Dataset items
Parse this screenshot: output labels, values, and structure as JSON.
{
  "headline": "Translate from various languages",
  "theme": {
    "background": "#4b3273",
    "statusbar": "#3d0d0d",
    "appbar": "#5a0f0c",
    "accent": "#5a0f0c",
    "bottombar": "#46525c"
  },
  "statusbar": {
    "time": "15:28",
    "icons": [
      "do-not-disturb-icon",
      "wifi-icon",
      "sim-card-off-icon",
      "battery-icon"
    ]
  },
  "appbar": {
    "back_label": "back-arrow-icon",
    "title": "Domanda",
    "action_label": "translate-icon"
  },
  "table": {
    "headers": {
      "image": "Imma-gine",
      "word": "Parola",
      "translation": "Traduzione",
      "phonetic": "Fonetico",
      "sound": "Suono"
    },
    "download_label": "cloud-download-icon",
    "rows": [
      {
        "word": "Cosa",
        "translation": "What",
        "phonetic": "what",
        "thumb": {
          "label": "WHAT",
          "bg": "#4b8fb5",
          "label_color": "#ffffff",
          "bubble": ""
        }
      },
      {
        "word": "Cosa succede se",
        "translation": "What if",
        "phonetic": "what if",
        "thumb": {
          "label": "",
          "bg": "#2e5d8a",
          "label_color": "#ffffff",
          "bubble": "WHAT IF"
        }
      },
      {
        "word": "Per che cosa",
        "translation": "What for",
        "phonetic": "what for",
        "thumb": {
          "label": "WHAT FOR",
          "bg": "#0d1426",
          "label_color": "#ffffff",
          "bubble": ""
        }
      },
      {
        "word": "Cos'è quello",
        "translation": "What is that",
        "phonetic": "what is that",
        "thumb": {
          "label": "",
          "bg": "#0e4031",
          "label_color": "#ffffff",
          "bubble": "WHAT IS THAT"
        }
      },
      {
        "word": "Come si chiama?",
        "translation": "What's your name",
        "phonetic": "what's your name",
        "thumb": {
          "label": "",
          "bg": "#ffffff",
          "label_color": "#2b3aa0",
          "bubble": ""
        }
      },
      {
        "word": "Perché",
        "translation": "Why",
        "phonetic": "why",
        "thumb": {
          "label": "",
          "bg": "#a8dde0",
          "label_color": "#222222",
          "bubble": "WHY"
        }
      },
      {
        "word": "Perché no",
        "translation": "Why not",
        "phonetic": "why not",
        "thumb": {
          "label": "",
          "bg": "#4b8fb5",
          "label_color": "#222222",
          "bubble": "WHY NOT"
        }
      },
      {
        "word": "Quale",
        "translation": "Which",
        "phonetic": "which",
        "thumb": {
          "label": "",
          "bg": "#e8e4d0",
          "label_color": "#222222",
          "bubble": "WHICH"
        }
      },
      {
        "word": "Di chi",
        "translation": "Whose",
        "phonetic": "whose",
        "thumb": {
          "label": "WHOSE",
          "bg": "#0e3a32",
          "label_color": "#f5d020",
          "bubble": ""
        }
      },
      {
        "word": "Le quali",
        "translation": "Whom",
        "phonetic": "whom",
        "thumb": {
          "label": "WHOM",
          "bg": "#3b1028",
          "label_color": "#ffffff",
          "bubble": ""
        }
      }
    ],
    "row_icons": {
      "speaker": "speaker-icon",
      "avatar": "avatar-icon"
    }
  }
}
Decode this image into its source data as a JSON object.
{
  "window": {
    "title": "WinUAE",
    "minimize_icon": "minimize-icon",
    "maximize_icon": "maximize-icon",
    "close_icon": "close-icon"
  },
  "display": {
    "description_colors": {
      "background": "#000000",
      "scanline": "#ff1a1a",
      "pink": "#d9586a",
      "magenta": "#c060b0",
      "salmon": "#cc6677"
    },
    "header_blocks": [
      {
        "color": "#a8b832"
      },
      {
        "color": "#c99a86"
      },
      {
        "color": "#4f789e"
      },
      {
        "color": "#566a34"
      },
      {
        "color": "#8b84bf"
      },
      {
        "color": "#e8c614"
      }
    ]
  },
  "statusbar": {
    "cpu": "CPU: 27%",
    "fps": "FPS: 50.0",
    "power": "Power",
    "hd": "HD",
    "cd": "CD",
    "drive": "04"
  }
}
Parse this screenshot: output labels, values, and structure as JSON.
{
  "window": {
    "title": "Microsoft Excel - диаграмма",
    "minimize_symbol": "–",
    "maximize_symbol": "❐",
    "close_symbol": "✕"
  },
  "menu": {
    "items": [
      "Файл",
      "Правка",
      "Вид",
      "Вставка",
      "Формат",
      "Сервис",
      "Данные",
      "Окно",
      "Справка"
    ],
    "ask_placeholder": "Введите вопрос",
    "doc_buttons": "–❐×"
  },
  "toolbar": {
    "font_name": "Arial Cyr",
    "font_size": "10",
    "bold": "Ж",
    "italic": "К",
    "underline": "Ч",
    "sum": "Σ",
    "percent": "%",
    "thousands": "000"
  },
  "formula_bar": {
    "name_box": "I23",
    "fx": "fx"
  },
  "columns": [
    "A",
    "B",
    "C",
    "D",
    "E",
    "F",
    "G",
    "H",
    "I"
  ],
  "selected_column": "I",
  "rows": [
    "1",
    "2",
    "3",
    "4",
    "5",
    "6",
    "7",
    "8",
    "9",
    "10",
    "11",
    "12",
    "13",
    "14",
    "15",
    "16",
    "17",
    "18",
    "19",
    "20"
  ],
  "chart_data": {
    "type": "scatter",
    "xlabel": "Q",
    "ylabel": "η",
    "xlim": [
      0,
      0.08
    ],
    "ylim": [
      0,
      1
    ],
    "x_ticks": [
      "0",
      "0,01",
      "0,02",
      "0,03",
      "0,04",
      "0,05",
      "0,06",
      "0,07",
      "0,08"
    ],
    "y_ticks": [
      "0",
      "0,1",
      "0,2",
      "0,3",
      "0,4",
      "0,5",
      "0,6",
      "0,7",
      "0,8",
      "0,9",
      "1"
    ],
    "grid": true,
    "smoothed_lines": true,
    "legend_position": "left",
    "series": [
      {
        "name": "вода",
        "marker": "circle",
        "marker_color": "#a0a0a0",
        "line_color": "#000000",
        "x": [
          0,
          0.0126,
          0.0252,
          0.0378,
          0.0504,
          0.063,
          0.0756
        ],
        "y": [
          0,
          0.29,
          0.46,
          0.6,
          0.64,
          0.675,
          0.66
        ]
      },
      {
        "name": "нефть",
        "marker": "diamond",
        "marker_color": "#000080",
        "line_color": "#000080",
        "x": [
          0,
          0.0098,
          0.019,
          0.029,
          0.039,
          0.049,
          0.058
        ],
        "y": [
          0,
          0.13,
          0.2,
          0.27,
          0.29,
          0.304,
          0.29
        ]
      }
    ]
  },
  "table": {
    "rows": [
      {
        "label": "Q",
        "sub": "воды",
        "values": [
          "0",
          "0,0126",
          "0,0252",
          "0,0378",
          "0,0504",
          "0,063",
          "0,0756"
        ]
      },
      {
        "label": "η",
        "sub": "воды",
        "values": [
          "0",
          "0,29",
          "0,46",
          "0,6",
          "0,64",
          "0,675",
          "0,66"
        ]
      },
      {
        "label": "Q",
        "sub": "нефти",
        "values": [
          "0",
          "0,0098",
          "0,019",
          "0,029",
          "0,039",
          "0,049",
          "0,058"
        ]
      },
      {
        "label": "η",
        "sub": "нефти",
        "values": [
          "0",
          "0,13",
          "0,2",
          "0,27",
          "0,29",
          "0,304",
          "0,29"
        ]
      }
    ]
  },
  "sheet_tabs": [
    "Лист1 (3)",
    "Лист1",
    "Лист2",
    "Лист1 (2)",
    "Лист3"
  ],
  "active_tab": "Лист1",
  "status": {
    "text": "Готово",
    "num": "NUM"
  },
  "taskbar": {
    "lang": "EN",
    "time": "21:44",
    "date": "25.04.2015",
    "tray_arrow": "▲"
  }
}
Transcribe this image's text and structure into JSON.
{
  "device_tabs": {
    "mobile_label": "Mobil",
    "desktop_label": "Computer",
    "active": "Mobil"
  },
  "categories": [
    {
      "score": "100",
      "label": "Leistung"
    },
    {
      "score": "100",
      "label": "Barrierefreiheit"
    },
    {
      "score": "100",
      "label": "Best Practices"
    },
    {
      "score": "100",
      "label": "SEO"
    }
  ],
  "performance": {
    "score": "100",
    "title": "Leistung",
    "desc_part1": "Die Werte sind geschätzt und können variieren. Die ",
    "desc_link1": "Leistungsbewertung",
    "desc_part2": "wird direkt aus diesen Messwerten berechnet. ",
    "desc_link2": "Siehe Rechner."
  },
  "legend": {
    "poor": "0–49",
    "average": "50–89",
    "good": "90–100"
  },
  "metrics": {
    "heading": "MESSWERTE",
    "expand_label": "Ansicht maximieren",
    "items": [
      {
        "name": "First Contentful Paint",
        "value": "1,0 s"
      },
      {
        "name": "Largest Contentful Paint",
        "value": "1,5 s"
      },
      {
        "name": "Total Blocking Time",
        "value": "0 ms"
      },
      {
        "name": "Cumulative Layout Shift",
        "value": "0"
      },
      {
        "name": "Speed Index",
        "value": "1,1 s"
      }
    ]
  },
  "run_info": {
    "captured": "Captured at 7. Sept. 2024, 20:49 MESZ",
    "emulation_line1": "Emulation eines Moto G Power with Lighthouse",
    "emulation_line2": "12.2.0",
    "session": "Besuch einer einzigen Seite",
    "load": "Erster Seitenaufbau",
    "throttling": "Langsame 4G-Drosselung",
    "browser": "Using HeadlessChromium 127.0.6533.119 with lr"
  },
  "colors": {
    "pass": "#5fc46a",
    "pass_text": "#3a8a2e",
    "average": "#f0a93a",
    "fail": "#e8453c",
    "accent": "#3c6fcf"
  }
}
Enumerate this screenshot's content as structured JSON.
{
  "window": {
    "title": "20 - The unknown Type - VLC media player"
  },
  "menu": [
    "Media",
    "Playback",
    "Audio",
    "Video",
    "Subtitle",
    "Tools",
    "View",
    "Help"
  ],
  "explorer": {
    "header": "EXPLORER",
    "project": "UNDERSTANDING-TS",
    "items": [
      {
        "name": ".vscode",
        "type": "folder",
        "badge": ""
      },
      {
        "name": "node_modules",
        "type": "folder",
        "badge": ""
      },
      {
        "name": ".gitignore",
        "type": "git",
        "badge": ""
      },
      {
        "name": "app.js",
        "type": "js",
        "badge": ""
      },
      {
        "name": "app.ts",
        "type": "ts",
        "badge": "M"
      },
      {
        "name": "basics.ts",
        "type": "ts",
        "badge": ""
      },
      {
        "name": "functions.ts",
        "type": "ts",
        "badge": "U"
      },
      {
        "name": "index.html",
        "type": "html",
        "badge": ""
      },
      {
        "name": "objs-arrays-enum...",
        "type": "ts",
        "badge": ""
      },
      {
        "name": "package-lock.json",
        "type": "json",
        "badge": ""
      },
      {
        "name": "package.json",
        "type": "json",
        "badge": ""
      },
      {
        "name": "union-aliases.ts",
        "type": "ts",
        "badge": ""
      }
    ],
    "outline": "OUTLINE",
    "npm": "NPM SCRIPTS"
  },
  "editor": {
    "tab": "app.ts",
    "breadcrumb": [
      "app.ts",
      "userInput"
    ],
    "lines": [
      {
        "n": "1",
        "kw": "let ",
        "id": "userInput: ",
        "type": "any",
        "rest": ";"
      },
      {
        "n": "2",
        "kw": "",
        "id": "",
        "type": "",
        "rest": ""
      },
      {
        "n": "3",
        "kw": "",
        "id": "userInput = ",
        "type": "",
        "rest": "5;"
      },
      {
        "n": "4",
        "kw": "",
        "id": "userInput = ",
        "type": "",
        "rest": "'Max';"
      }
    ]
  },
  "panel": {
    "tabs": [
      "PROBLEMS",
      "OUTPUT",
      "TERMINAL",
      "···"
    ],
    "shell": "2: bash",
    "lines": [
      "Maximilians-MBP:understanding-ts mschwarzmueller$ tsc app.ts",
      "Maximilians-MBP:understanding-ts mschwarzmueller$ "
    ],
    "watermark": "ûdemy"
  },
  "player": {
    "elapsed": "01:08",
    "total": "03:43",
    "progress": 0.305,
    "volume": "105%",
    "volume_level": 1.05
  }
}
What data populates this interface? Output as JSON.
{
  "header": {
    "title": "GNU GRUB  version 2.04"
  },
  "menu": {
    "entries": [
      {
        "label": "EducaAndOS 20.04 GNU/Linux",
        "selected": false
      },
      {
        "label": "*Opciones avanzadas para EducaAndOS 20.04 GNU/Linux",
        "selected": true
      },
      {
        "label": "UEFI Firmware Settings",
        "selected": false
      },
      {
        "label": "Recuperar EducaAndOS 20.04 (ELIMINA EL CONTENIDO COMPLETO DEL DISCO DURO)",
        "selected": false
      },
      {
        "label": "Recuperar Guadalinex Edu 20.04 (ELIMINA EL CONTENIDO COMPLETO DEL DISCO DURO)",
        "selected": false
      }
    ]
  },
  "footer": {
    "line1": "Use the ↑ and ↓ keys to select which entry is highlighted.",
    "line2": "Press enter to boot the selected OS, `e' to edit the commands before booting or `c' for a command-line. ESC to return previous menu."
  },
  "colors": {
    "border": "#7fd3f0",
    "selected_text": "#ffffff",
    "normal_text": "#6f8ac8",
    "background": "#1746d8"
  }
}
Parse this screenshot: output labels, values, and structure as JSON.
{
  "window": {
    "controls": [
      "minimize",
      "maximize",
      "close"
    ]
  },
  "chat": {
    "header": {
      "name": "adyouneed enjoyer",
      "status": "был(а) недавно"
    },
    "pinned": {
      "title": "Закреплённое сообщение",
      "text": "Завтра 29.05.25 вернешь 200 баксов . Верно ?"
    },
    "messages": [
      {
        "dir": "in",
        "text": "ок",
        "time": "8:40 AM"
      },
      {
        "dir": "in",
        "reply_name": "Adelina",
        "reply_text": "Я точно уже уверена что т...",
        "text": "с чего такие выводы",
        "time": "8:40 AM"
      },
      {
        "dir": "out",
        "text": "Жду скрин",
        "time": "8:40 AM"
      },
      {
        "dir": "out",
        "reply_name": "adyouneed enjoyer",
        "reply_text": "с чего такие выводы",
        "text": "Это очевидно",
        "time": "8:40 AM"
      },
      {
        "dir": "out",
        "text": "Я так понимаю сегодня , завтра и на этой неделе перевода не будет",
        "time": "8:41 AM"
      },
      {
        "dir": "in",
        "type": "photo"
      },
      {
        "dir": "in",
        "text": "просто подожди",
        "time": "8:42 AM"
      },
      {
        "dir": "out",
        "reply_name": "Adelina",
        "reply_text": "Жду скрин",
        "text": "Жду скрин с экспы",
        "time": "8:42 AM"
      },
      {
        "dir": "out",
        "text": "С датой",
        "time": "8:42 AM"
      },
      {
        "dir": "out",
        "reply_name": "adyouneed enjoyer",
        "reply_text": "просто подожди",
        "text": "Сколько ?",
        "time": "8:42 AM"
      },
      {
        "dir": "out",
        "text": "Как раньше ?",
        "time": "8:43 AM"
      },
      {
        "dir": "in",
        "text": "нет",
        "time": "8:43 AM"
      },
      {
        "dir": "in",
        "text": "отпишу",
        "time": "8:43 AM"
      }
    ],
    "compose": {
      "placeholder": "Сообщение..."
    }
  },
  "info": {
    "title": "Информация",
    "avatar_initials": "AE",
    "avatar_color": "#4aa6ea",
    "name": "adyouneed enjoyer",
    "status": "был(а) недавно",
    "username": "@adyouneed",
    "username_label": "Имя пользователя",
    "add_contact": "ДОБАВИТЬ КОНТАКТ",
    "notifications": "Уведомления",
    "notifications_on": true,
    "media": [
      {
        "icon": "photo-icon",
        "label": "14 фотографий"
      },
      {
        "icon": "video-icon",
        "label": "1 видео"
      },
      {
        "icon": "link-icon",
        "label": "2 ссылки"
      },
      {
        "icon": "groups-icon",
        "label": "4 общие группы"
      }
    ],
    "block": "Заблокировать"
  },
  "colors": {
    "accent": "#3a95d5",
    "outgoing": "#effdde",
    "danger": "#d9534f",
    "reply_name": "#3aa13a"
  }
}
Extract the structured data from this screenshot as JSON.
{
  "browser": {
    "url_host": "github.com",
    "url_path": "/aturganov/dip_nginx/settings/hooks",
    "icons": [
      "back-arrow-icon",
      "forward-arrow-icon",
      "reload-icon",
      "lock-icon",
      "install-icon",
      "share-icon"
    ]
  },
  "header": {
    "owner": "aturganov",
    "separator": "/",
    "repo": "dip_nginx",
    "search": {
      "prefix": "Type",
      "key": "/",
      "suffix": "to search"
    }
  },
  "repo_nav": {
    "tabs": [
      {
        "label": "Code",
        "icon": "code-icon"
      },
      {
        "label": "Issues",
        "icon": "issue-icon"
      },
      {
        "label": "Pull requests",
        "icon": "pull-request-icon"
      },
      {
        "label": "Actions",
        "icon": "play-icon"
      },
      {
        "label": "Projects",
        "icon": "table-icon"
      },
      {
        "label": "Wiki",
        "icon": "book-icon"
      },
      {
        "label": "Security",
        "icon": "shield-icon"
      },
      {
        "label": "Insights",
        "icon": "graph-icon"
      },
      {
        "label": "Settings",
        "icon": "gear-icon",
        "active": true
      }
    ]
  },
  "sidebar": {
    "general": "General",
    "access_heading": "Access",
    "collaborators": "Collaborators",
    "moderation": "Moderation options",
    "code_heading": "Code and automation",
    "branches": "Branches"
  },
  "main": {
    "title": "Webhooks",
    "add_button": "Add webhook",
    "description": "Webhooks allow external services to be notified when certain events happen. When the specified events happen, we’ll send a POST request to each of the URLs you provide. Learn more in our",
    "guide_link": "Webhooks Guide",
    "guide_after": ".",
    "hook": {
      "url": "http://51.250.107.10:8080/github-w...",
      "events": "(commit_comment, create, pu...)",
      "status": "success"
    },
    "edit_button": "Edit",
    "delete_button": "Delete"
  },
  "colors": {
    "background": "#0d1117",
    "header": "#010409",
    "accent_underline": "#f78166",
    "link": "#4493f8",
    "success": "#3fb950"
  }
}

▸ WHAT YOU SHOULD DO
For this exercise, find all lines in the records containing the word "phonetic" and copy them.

▸ ANSWER TO THIS TASK
      "phonetic": "Fonetico",
        "phonetic": "what",
        "phonetic": "what if",
        "phonetic": "what for",
        "phonetic": "what is that",
        "phonetic": "what's your name",
        "phonetic": "why",
        "phonetic": "why not",
        "phonetic": "which",
        "phonetic": "whose",
        "phonetic": "whom",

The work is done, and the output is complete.